This could boost your conception odds, reduce your preeclampsia risk and support the overall healthy development of your baby. And it won’t cost you a dime. It turns out, biologically speaking, having sex is not only a mechanism for getting pregnant, but a means to keeping that pregnancy healthy.
First, a few caveats. That sex has to be with the same partner for an extended period of time. And while we are certainly not here to discourage safe sex, know that a barrier contraceptive method like a condom or cervical cap will negate these health benefits. That’s because it all has to do with sperm.
Essentially, the more contact a woman’s cervix has with the seminal fluid that surrounds sperm and carries it an egg, the more primed her immune system is to tolerate it.
“The tolerant profile matters if fertilization takes place,” writes Sarah Robertson, PhD, professor at the University of Adelaide, in a piece for The Conversation. Robertson co-authored a recent study about the relationship between sperm and a woman’s reproductive health. “Immune cells recognize the same transplantation antigens (sperm protein) on the developing baby, and so support the process through which the embryo implants into the wall of the uterus and forms a healthy placenta and fetus. So over time, repeated contact with the same male partner acts to stimulate and strengthen a tolerant immune response to his transplantation antigens. The immune system of a woman responds to her partner’s seminal fluid to progressively build the chances of creating a healthy pregnancy over at least several months of regular sex.”
One specific example of improved pregnancy health? Lower rates of preeclampsia, a pregnancy complication marked by high blood pressure that often leads to early deliveries. A University of Auckland study looked at women diagnosed with preeclampsia (which only affects about 5 percent of pregnancies), determining they were more than twice as likely to have had a short sexual relationship with their partner—less than six months.
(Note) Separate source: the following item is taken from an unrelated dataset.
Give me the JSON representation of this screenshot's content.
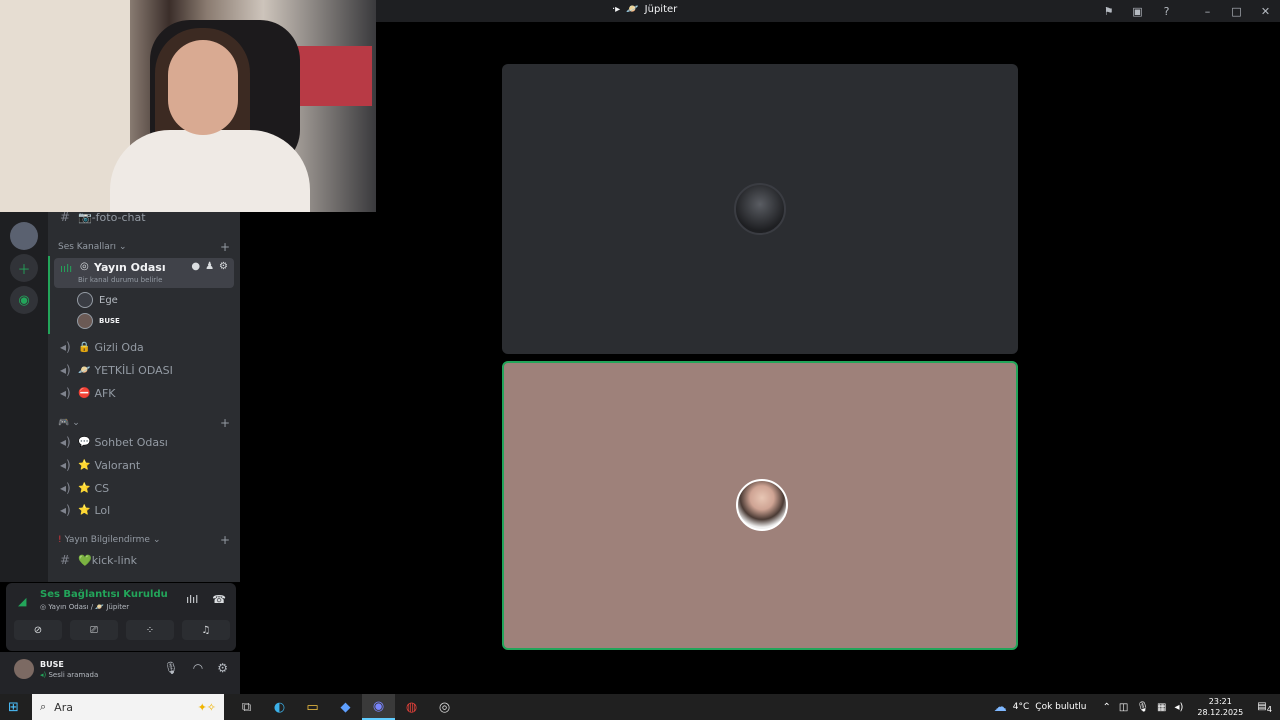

When that time period dipped below three months, preeclampsia risk shot to 13 percent.
“Among the few women who conceived on the first sexual contact with the father, the chance of preeclampsia was 22 percent—three times higher than the average,” Robertson adds. “Low birth weight babies were also more common in this group.”